» Assignment
Lines in the data below that contain the word "Deselect" are to be copied.

----------------------------------------

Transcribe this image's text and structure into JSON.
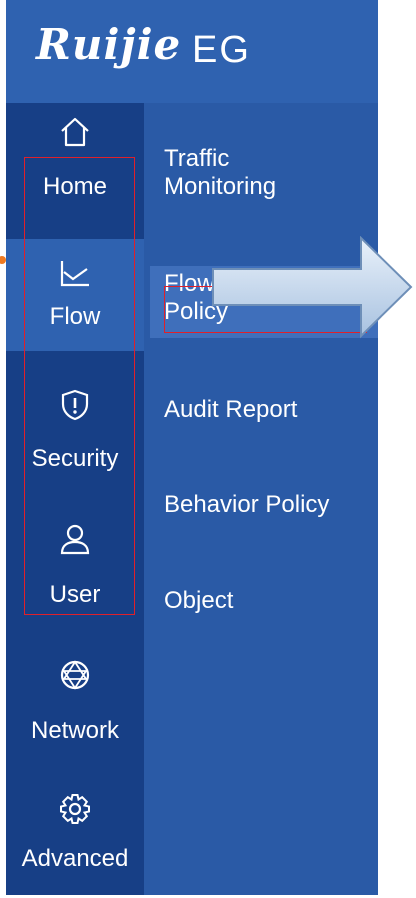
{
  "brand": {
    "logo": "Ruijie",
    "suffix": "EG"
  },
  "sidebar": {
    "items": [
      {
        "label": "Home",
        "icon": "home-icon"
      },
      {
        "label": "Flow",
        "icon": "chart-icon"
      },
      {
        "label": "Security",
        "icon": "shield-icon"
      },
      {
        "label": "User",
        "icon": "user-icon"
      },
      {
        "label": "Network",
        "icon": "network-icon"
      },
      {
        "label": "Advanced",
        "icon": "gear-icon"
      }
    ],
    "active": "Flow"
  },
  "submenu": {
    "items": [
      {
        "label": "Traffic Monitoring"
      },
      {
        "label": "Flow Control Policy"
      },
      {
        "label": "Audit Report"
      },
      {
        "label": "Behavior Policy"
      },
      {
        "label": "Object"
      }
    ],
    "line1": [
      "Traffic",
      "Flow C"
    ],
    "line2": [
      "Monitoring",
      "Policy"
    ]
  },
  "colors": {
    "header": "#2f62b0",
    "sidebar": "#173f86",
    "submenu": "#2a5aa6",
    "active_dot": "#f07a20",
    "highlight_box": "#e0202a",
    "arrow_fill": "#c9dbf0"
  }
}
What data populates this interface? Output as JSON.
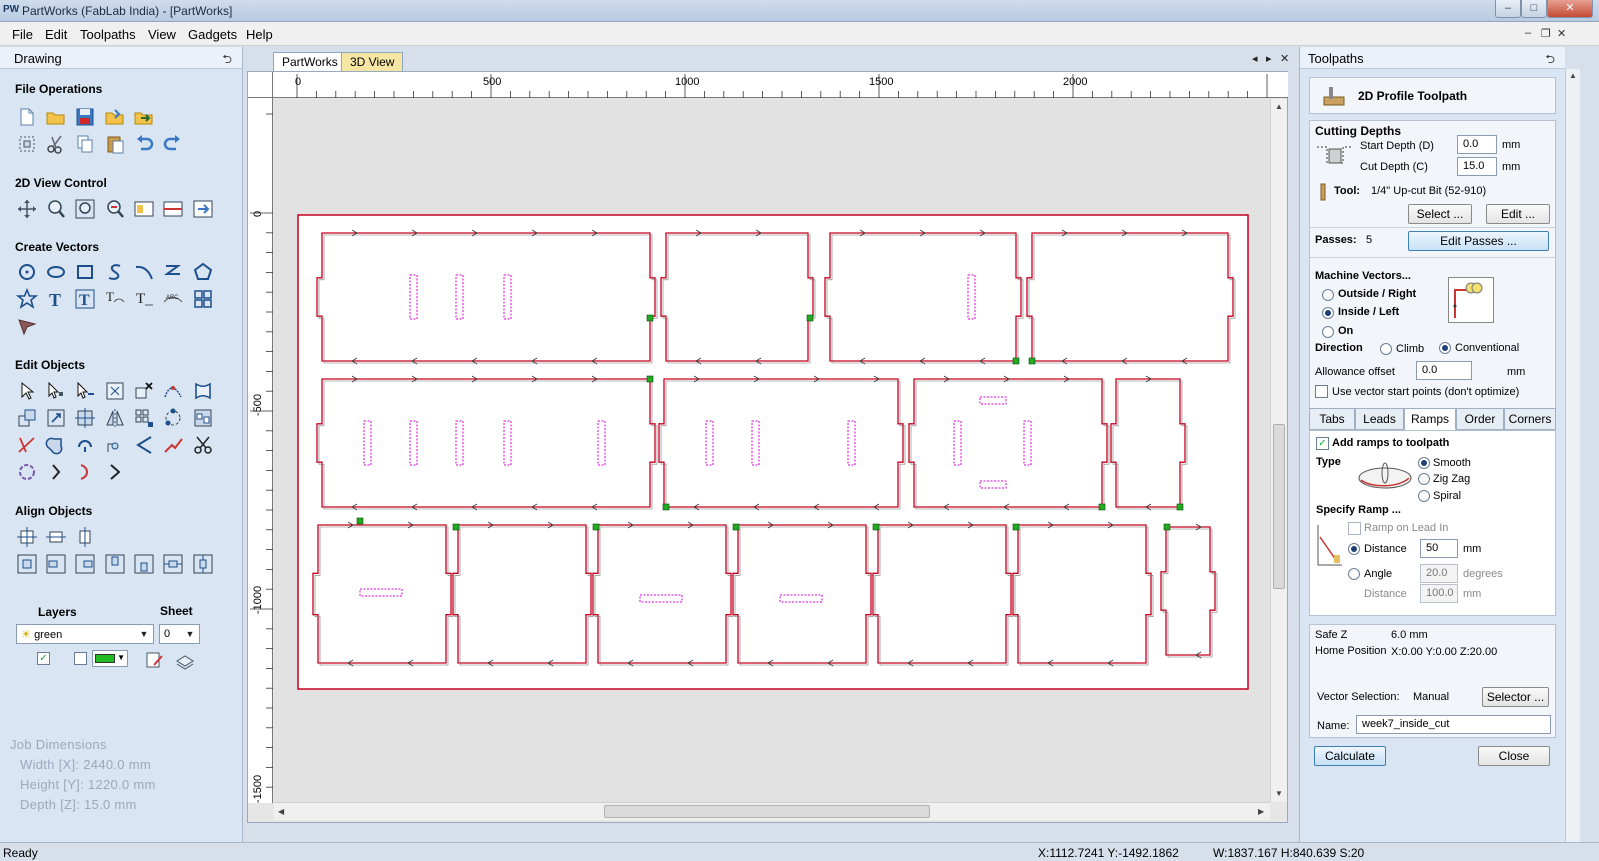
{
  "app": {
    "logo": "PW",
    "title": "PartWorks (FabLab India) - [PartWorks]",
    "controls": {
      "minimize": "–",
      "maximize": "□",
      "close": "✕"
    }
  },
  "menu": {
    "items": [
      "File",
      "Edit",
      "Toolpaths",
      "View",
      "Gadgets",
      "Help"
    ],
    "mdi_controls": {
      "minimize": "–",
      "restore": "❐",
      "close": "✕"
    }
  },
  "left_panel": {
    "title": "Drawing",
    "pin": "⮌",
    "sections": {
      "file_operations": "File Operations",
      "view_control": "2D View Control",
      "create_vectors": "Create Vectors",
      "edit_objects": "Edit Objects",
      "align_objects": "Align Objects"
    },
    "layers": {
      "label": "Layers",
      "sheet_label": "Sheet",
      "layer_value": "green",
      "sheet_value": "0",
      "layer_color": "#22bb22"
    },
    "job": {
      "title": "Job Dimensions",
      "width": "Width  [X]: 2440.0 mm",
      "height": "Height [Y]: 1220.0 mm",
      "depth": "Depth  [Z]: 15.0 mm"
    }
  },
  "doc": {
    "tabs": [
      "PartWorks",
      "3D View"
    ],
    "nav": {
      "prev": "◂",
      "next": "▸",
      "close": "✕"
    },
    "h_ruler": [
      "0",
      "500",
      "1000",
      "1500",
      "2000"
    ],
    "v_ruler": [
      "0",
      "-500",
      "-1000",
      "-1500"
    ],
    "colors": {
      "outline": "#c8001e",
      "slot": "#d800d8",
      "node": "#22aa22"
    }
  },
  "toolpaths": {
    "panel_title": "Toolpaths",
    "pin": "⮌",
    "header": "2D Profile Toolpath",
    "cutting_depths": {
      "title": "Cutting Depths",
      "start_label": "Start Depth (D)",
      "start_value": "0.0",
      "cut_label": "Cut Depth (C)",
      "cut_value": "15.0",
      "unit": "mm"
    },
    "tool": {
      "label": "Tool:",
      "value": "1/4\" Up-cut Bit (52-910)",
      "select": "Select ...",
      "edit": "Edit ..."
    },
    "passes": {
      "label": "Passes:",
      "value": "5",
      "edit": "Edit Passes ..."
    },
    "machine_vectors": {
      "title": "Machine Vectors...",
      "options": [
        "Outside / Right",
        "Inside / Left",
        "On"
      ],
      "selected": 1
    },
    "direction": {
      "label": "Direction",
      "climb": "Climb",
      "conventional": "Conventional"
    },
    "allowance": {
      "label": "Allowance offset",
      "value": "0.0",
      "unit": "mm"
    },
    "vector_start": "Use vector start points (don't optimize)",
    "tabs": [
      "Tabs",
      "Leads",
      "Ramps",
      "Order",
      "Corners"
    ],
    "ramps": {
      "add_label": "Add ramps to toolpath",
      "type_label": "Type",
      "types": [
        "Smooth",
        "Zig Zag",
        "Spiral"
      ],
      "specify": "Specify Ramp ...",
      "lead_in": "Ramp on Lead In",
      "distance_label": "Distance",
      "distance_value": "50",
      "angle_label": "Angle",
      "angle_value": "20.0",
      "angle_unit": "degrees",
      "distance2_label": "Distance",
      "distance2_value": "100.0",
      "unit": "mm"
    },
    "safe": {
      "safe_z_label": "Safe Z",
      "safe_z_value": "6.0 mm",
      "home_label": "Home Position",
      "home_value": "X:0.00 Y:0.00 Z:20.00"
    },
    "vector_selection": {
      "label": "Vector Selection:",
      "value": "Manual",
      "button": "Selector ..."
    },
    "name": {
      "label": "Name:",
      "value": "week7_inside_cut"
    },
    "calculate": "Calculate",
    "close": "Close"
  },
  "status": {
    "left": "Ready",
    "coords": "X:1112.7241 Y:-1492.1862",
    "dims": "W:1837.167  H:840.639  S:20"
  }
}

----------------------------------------

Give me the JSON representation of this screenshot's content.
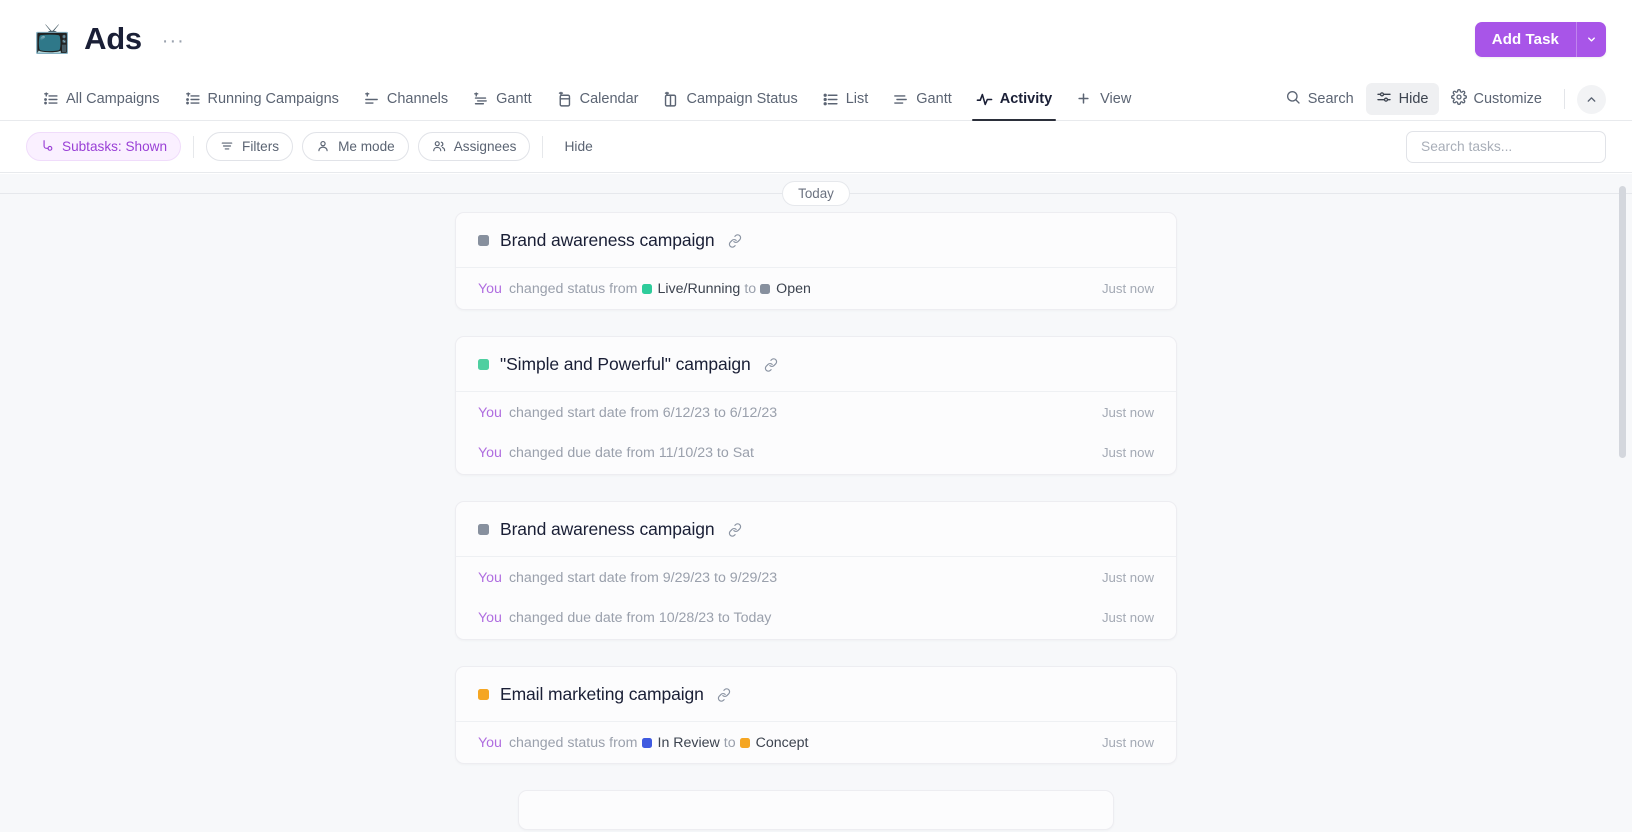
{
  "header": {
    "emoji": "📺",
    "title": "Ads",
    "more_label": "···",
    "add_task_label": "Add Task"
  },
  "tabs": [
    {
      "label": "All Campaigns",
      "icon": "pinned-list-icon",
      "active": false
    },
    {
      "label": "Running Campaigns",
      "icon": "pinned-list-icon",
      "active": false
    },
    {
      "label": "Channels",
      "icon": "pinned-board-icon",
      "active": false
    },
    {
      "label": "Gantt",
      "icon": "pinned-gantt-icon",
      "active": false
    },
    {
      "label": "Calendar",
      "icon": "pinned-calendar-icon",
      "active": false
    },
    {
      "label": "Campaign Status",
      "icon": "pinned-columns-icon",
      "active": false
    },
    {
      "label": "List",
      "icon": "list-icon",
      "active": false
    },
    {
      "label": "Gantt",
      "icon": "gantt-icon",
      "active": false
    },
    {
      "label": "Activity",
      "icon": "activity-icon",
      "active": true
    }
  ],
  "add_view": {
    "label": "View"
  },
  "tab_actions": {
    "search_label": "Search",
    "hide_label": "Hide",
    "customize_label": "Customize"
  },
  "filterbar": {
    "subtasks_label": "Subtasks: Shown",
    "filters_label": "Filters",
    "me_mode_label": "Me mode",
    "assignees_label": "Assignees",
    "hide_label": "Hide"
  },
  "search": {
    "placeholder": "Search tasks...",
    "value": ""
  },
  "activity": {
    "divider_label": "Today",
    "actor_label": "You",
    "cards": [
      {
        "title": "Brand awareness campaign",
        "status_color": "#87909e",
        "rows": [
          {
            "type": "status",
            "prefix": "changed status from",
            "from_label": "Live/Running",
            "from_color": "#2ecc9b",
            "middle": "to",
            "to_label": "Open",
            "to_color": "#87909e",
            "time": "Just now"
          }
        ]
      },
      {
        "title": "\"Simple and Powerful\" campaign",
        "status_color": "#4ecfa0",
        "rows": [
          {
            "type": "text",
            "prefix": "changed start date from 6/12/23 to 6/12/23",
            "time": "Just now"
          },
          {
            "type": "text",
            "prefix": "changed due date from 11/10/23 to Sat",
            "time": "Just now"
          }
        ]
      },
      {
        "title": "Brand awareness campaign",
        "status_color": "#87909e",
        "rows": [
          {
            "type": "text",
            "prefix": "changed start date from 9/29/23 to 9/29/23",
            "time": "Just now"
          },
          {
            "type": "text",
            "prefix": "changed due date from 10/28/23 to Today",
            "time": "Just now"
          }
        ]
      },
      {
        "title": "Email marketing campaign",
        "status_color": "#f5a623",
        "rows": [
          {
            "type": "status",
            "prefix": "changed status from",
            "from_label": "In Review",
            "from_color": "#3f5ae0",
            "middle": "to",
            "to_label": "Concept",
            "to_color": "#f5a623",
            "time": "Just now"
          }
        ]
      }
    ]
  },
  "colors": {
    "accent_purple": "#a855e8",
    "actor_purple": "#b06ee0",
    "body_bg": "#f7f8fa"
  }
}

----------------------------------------

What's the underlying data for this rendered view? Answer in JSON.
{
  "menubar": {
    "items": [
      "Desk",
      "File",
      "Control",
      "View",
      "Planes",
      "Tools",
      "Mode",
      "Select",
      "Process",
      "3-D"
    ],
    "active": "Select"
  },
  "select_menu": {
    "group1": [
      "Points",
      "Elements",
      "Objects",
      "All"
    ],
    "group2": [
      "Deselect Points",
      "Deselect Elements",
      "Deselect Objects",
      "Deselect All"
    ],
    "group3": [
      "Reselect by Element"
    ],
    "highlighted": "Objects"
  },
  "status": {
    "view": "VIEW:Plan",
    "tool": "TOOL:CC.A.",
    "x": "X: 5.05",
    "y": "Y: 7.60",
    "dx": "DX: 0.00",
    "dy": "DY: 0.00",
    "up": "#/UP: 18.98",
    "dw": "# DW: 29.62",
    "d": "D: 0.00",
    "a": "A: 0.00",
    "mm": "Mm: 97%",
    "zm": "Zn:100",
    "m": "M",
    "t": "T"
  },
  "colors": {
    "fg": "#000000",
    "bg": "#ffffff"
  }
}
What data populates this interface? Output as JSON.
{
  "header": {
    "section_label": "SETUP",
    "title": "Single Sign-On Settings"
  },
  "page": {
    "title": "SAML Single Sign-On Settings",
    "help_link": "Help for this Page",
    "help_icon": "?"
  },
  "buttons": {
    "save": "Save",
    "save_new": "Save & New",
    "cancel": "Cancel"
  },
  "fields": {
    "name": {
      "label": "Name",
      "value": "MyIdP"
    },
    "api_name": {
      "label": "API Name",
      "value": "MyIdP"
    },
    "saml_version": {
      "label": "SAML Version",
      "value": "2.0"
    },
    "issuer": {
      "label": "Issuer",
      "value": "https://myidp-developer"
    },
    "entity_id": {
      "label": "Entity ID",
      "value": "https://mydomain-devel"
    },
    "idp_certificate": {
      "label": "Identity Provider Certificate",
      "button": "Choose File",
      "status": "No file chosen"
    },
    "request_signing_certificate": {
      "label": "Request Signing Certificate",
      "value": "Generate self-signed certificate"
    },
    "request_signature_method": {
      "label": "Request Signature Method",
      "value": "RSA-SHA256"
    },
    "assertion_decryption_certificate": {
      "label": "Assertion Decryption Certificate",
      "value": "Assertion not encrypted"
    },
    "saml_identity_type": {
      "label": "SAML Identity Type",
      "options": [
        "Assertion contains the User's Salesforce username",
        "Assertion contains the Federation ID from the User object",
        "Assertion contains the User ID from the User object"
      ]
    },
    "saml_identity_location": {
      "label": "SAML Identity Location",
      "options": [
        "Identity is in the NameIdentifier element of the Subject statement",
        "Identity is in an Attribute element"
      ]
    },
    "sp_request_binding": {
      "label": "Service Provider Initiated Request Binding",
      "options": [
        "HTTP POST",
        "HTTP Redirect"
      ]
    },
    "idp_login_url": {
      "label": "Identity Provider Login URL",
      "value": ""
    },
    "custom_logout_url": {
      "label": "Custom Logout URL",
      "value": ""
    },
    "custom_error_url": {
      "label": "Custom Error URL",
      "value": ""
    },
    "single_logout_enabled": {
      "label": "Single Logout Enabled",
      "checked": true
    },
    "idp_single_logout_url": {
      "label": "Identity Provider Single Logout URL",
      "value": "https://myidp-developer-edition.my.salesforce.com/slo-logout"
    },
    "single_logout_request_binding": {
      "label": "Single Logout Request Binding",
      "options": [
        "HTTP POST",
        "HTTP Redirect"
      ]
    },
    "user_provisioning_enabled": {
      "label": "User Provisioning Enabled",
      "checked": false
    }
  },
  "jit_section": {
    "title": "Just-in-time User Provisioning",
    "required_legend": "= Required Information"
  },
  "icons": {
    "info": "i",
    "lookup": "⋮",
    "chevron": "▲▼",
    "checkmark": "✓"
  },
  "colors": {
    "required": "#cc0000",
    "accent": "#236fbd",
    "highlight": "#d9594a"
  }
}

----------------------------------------

» Result below
      "Deselect Points",
      "Deselect Elements",
      "Deselect Objects",
      "Deselect All"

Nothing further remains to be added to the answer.